Best Fishing Lines Compared:
|FISHING LINES||LB TEST RANGE||SPOOL SIZE||LINE TYPE||PRICE||RATING / 5|
|Berkley Trilene Big Game||8lb to 60 lb||275 - 1700 Yards||Monofilament||$||4.6|
|Spiderwire Stealth Braid||6lb to 100lb||300 Yards||Braided||$$$||4.7|
|Stren Brute Strength||6lb to 30lb||250 - 3000 Yards||Monofilament||$||4.5|
|Seaguar Invizx||6lb to 25lb||200 - 1000 Yards||Fluorocarbon||$$||4.7|
|Cajun Red Cast||6lb to 20lb||300 - 3000 Yards||Monofilament||$||4.6|
|Suffix 832||6lb to 80lb||150 - 1000 Yards||Braided||$$$||4.5|
|P-Line Floroclear||2lb to 15lb||250 Yards||Fluorocarbon||$$||4.0|
What Should You Consider When Buying A Fishing Line?
The comparison table above isn't the full story when it comes to picking the best possible fishing line for your next trip out.
The four factors below are also critically important when it comes to finding and choosing the right line. and you should pay special attention to each.
Diameter of the line itself is very important, a thinner line is generally going to be less visible and this can make certain lures look more 'real'. Diameter can also effect the stretch, castability and running depth of your lures.
Sure a thinner diameter can be useful, but when it comes to abrasion that can actually be a bad thing... A thicker diameter means that your line will hold up against abrasion better. Not being beaten by rocks, branches and so forth is important too.
Visibility of your line can be affected by diameter as I said, other factors include the color of the line.
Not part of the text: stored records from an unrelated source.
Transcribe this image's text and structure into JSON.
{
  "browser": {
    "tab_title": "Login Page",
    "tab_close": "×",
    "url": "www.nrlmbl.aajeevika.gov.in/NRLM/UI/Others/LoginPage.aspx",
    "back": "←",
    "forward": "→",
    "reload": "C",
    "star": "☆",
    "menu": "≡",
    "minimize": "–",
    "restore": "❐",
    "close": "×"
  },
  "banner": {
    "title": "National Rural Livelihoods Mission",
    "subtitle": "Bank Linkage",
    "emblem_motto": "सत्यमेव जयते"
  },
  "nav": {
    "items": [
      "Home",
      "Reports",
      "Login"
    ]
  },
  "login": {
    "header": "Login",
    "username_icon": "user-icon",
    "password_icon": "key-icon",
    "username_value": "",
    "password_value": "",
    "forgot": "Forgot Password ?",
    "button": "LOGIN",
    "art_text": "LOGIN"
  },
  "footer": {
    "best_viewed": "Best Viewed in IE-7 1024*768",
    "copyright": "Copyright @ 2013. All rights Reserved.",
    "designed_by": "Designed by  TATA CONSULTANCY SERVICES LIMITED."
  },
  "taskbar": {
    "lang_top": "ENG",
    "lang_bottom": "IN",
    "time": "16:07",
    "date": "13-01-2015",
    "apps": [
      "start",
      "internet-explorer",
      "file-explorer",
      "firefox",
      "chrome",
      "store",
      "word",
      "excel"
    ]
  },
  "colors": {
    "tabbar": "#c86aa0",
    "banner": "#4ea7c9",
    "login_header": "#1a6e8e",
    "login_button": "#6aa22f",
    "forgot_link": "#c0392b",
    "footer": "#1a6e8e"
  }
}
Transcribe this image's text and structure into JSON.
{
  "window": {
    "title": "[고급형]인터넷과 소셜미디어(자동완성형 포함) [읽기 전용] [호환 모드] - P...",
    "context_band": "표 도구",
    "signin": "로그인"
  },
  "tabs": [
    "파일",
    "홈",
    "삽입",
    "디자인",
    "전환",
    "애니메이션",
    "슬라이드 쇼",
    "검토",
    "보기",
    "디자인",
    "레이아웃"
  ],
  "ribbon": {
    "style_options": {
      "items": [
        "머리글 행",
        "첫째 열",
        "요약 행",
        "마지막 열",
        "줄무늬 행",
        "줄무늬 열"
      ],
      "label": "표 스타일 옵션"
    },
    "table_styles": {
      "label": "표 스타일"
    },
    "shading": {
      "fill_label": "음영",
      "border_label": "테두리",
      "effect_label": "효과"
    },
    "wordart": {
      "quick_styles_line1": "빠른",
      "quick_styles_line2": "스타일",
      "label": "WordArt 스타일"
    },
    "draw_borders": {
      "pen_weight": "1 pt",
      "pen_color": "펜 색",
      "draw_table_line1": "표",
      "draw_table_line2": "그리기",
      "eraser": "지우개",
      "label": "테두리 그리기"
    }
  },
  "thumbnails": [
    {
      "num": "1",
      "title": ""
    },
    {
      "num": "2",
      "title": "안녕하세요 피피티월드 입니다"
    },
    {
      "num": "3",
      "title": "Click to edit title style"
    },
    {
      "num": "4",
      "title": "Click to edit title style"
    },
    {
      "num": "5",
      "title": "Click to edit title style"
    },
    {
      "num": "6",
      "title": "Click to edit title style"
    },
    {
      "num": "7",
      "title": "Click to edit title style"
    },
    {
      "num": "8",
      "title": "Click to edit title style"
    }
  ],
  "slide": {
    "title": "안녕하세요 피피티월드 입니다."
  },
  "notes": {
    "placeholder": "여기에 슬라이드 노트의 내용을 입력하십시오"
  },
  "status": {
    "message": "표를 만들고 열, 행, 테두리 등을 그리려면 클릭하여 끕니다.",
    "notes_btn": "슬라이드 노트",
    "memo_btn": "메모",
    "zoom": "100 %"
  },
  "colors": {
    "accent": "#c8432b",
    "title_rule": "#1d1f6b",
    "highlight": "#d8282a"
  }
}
Fishing in clear water, in good light means you should avoid high visibility lines, and the opposite goes for low visibility situations.
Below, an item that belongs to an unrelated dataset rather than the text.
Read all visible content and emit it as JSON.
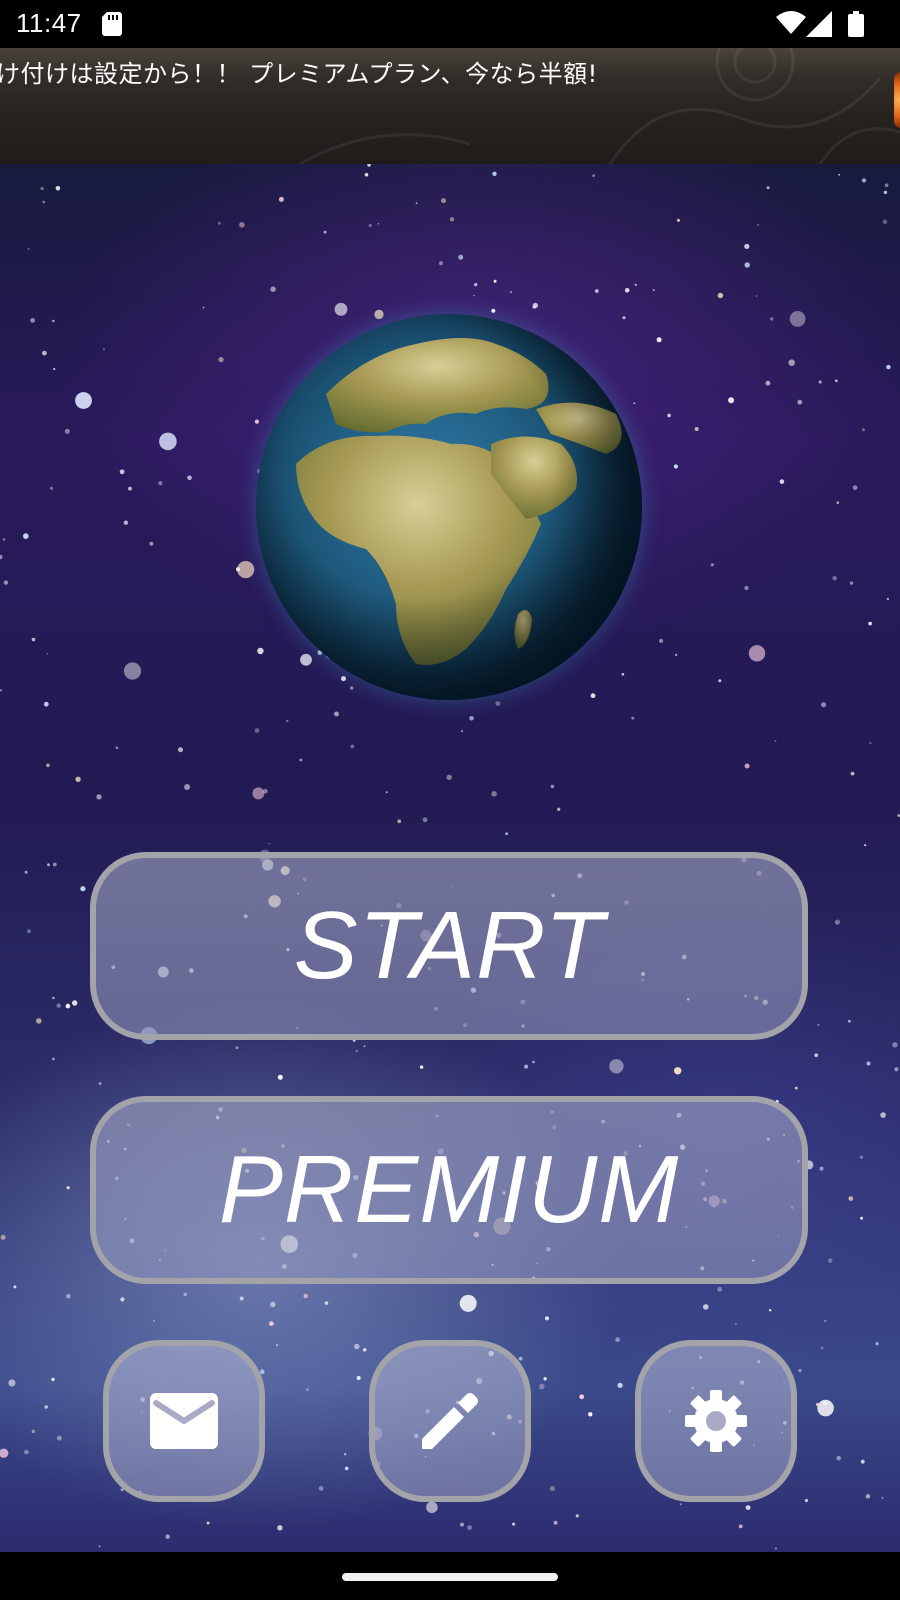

Stiffer lines tend to be thicker in terms of diameter, these thicker lines also increase the difficulty of casting which might matter in some situations, additionally a thicker line tends to be a stronger line, so this can factor into abrasion.
Making Sense Of It All:
By now you should have a pretty good idea of what kind of line you're going to need, and you should know what to look out for to ensure that you get the best line for your needs.
I've gone and put together a page for each type of line, so you can head over to those pages on the site to get a more in-depth review and comparison of the best lines for each.
Finding the right line does take a little bit of patience and research, but we're used to the patience part... One thing is for sure, it's going to save you countless frustrated hours if you get the right line for the right time!